DO (g (-COD)·m-3)

6

14

DO control

A1 A2

4 3

8 6

2

4

1

2

0 240

0 240

242

244

246

248

250

252

254

256

258

260

242

244

246

A1 A9

14

Ammonia control (cascade)

A1 A7

250

252

254

256

258

260

258

260

time (days)

time (days)

8

248

12

Phosphate control (metal addition)

PO43- (g·m-3)

NH4+ (gN·m-3)

6

4

10 8 6 4

2

2

0 240

242

244

246

248

250

252

time (days)

254

256

258

260

0 240

242

244

246

248

250

252

254

time (days)

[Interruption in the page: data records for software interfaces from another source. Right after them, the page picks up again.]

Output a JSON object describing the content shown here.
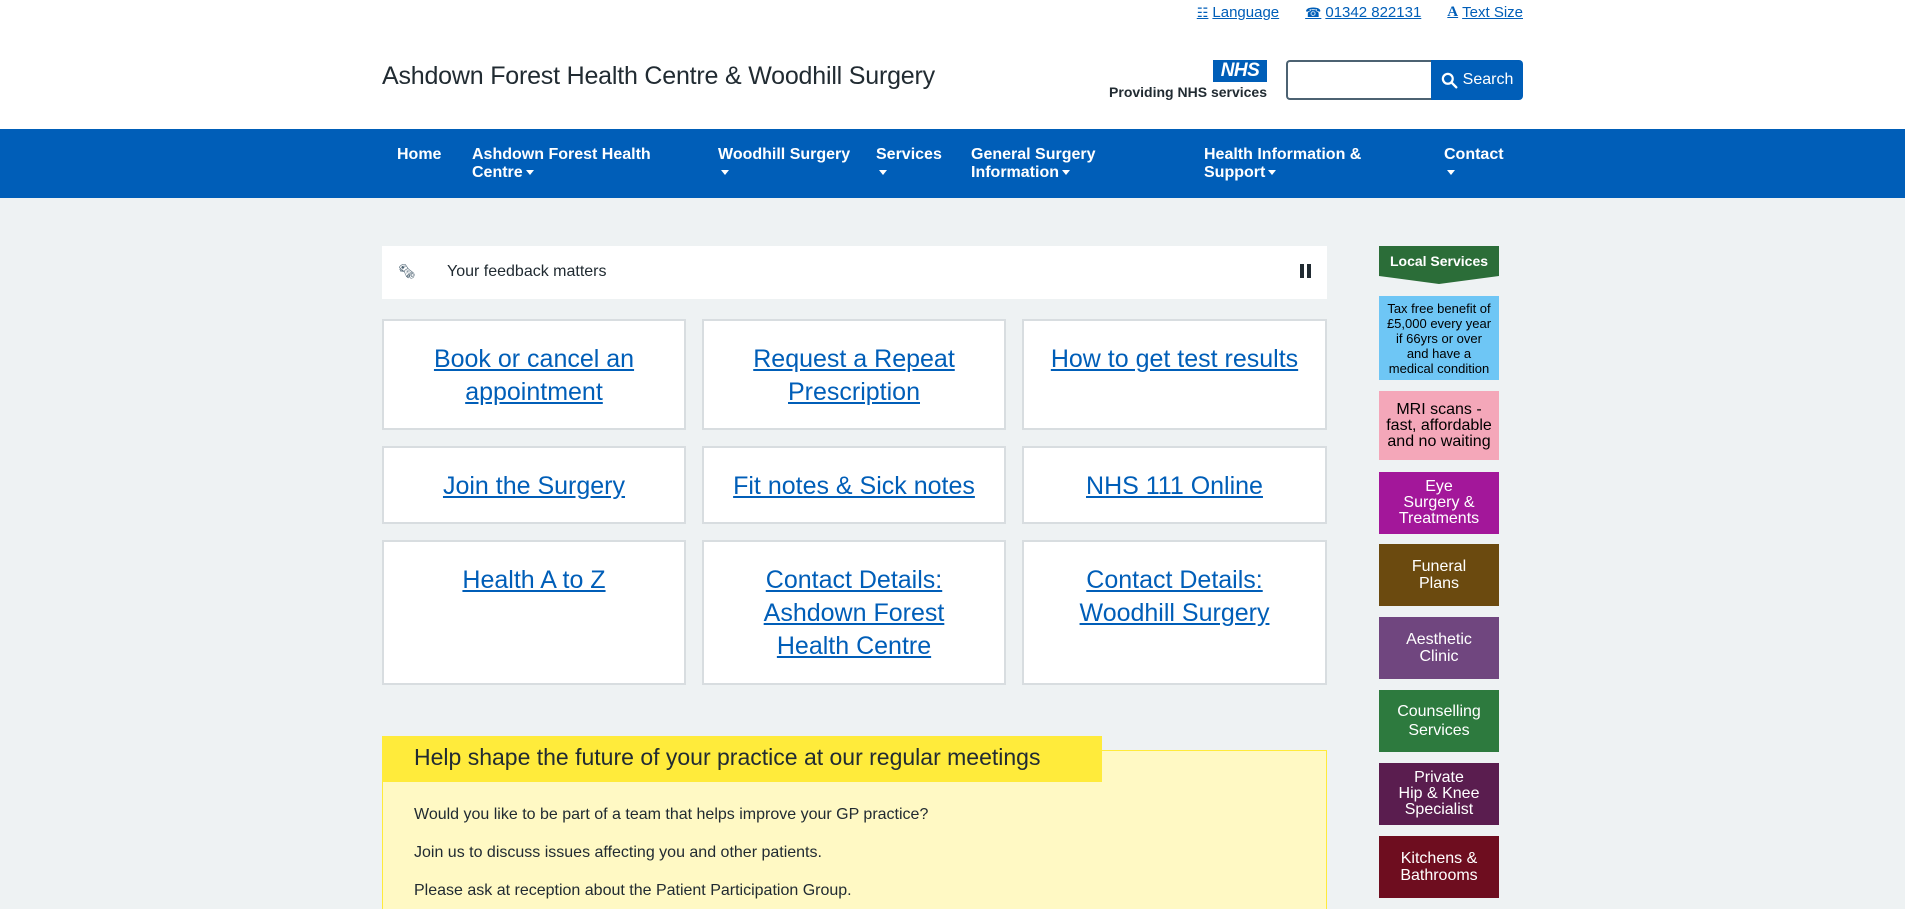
{
  "utility": {
    "language": "Language",
    "phone": "01342 822131",
    "text_size": "Text Size"
  },
  "site_title": "Ashdown Forest Health Centre & Woodhill Surgery",
  "nhs": {
    "logo": "NHS",
    "tagline": "Providing NHS services"
  },
  "search": {
    "value": "",
    "button_label": "Search"
  },
  "nav": [
    {
      "line1": "Home",
      "line2": ""
    },
    {
      "line1": "Ashdown Forest Health",
      "line2": "Centre"
    },
    {
      "line1": "Woodhill Surgery",
      "line2": ""
    },
    {
      "line1": "Services",
      "line2": ""
    },
    {
      "line1": "General Surgery",
      "line2": "Information"
    },
    {
      "line1": "Health Information &",
      "line2": "Support"
    },
    {
      "line1": "Contact",
      "line2": ""
    }
  ],
  "feedback": {
    "text": "Your feedback matters"
  },
  "tiles": [
    "Book or cancel an appointment",
    "Request a Repeat Prescription",
    "How to get test results",
    "Join the Surgery",
    "Fit notes & Sick notes",
    "NHS 111 Online",
    "Health A to Z",
    "Contact Details: Ashdown Forest Health Centre",
    "Contact Details: Woodhill Surgery"
  ],
  "panel": {
    "heading": "Help shape the future of your practice at our regular meetings",
    "paragraphs": [
      "Would you like to be part of a team that helps improve your GP practice?",
      "Join us to discuss issues affecting you and other patients.",
      "Please ask at reception about the Patient Participation Group."
    ]
  },
  "side": {
    "heading": "Local Services",
    "ads": [
      {
        "line1": "Tax free benefit of",
        "line2": "£5,000 every year",
        "line3": "if 66yrs or over",
        "line4": "and have a",
        "line5": "medical condition",
        "bg": "#6ec6f5",
        "fg": "#000000"
      },
      {
        "line1": "MRI scans -",
        "line2": "fast, affordable",
        "line3": "and no waiting",
        "bg": "#f4a7b9",
        "fg": "#000000"
      },
      {
        "line1": "Eye",
        "line2": "Surgery &",
        "line3": "Treatments",
        "bg": "#a3179a",
        "fg": "#ffffff"
      },
      {
        "line1": "Funeral",
        "line2": "Plans",
        "bg": "#6b4a0f",
        "fg": "#ffffff"
      },
      {
        "line1": "Aesthetic",
        "line2": "Clinic",
        "bg": "#70467f",
        "fg": "#ffffff"
      },
      {
        "line1": "Counselling",
        "line2": "Services",
        "bg": "#2d7a3e",
        "fg": "#ffffff"
      },
      {
        "line1": "Private",
        "line2": "Hip & Knee",
        "line3": "Specialist",
        "bg": "#5a1d4f",
        "fg": "#ffffff"
      },
      {
        "line1": "Kitchens &",
        "line2": "Bathrooms",
        "bg": "#6e0d1f",
        "fg": "#ffffff"
      }
    ]
  },
  "colors": {
    "nhs_blue": "#005eb8",
    "page_bg": "#eef2f3",
    "panel_yellow": "#fff9c4",
    "panel_head_yellow": "#ffeb3b"
  }
}
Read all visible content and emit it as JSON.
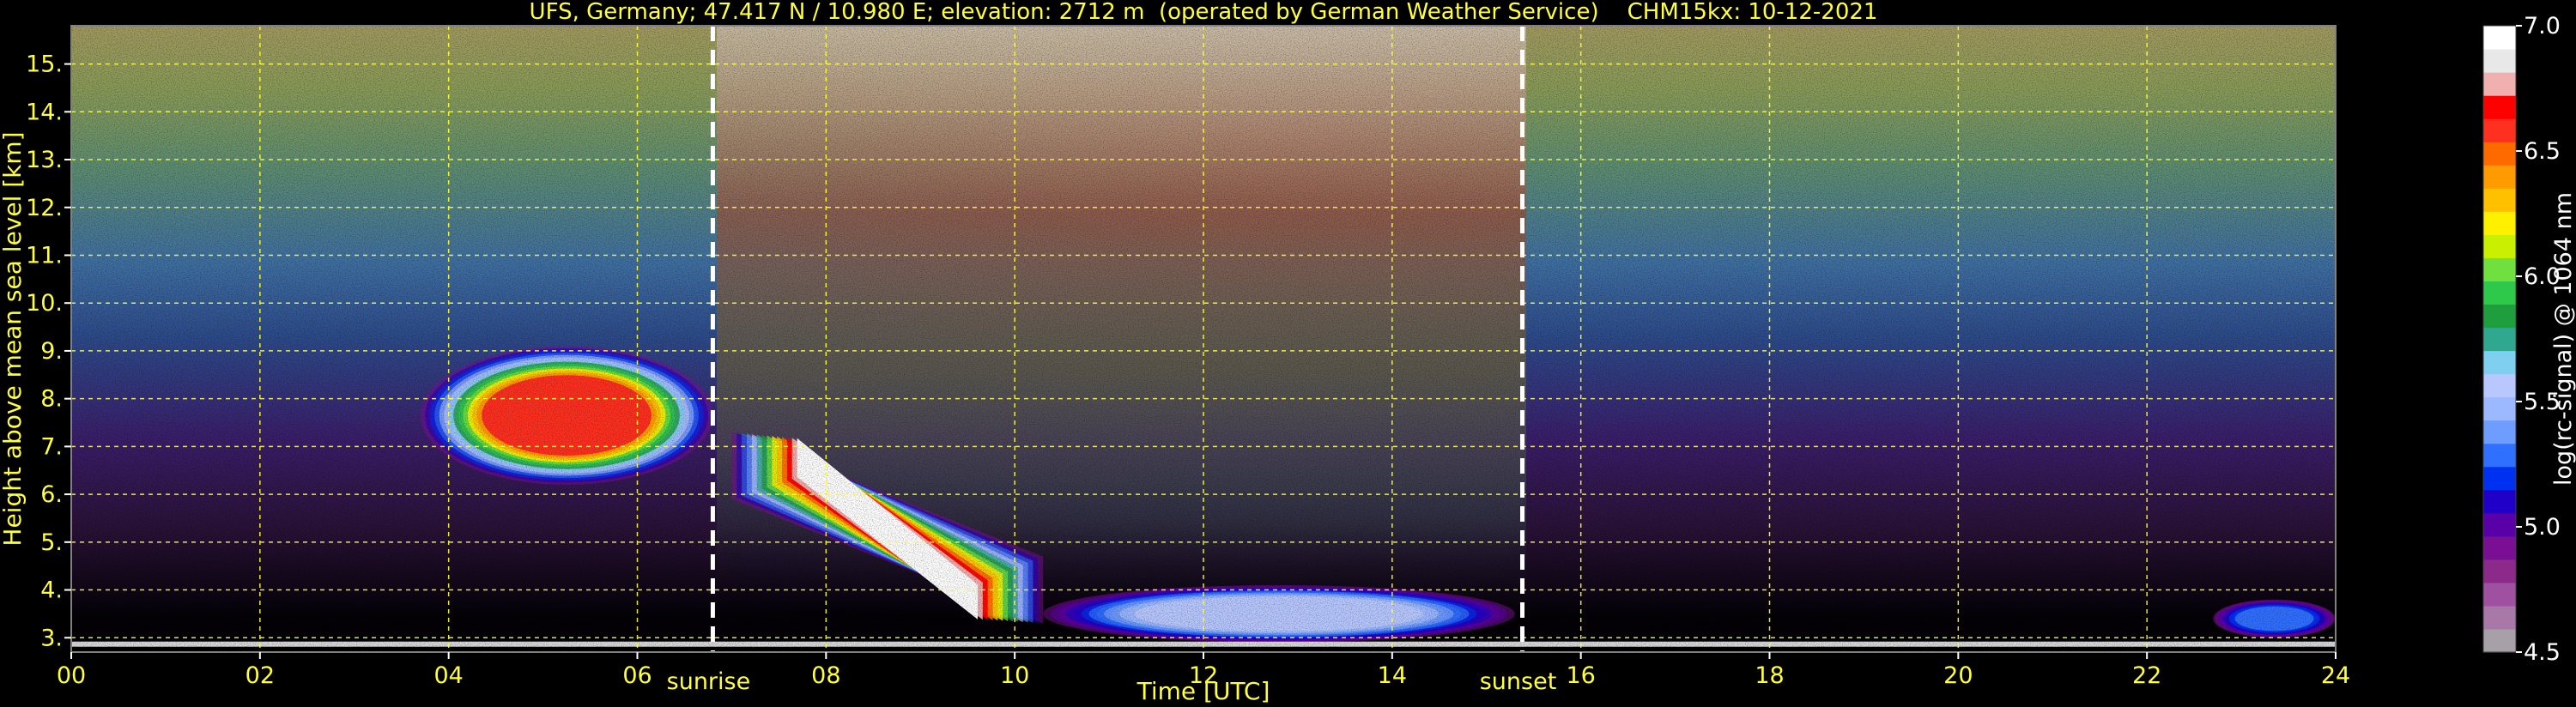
{
  "chart_data": {
    "type": "heatmap",
    "title": "UFS, Germany; 47.417 N / 10.980 E; elevation: 2712 m  (operated by German Weather Service)    CHM15kx: 10-12-2021",
    "xlabel": "Time [UTC]",
    "ylabel": "Height above mean sea level [km]",
    "x_ticks": [
      "00",
      "02",
      "04",
      "06",
      "08",
      "10",
      "12",
      "14",
      "16",
      "18",
      "20",
      "22",
      "24"
    ],
    "xlim": [
      0,
      24
    ],
    "y_ticks": [
      "3.",
      "4.",
      "5.",
      "6.",
      "7.",
      "8.",
      "9.",
      "10.",
      "11.",
      "12.",
      "13.",
      "14.",
      "15."
    ],
    "ylim": [
      2.7,
      15.8
    ],
    "grid": true,
    "markers": [
      {
        "label": "sunrise",
        "time": 6.8
      },
      {
        "label": "sunset",
        "time": 15.38
      }
    ],
    "colorbar": {
      "label": "log(rc-signal) @ 1064 nm",
      "ticks": [
        "7.0",
        "6.5",
        "6.0",
        "5.5",
        "5.0",
        "4.5"
      ],
      "range": [
        4.5,
        7.0
      ]
    },
    "cloud_layers": [
      {
        "t_start": 3.7,
        "t_end": 6.8,
        "base_km": 6.2,
        "top_km": 9.1,
        "peak_log": 6.6
      },
      {
        "t_start": 7.0,
        "t_end": 10.3,
        "base_km": 3.3,
        "top_km": 7.3,
        "peak_log": 7.0
      },
      {
        "t_start": 10.3,
        "t_end": 15.3,
        "base_km": 2.9,
        "top_km": 4.1,
        "peak_log": 5.6
      },
      {
        "t_start": 22.7,
        "t_end": 24.0,
        "base_km": 3.0,
        "top_km": 3.8,
        "peak_log": 5.3
      }
    ]
  },
  "colors": {
    "axis_text": "#ffff3c",
    "grid": "#ffff3c",
    "colorbar_stops": [
      "#a8a0a8",
      "#a878a8",
      "#a050a0",
      "#8c2a8c",
      "#7a0f96",
      "#5a00a8",
      "#2000c8",
      "#0030f0",
      "#3070ff",
      "#6f9cff",
      "#9cb8ff",
      "#b8c8ff",
      "#7fd0f0",
      "#30a890",
      "#1e9e3c",
      "#2ec84a",
      "#70e040",
      "#c8f000",
      "#fff000",
      "#ffc000",
      "#ff9a00",
      "#ff6a00",
      "#ff3020",
      "#ff0000",
      "#f0b0b0",
      "#e8e8e8",
      "#ffffff"
    ]
  }
}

Neptune project, contract no 036845, FP6-2005-Global-4, SUSTDEV-2005-3.II.3.2 A1: NO CONTROL

256

Results: LCA evaluation DO, NH4+, NO3- (internal recycle) and TSS control

No Control A1 (No controller) 4.00 3.50 3.00

mPET*year/m3

2.50 2.00 1.50 1.00 0.50 0.00 Induced impacts Energy

Infrastructure

Avoided impacts Sludge

Chemicals

Total nutrients

DO + NH4+ + TSS + NO3- and PO43- controlled by adding external carbon source

DO + NH4+ + TSS + PO43- controlled by metal addition

Avoided impact: Influent – effluent nutrient impact Induced impact: Effluent nutrient + Electricity + Sludge + Infr + chemicals

Neptune project, contract no 036845, FP6-2005-Global-4, SUSTDEV-2005-3.II.3.2

18

Conclusions • The implementation of control leads to an increase of the avoided impact and a decrease in the induced impact • The most environmentally friendly strategies are the ones that include metal and carbon addition as they induce a significant reduction of nitrate and phosphorus in the effluent • LCA gives better results for strategies that improve nutrient removal vs those that reduce energy consumption

Neptune project, contract no 036845, FP6-2005-Global-4, SUSTDEV-2005-3.II.3.2

19

Acknowledgements This research is supported by the Canada Research Chair in Water Quality Modeling and a NSERC Special Research Opportunities grant as part of the Canadian contribution to the European Union 6th framework project NEPTUNE. This study was part of the EU Neptune project (Contract No 036845, SUSTDEV-2005-3.II.3.2), which is financially supported by grants obtained from the EU Commission within the Energy, Global Change and Ecosystems Program (FP6-2005-Global-4).

Canada Research Chair in Water Quality Modeling

Neptune project, contract no 036845, FP6-2005-Global-4, SUSTDEV-2005-3.II.3.2

20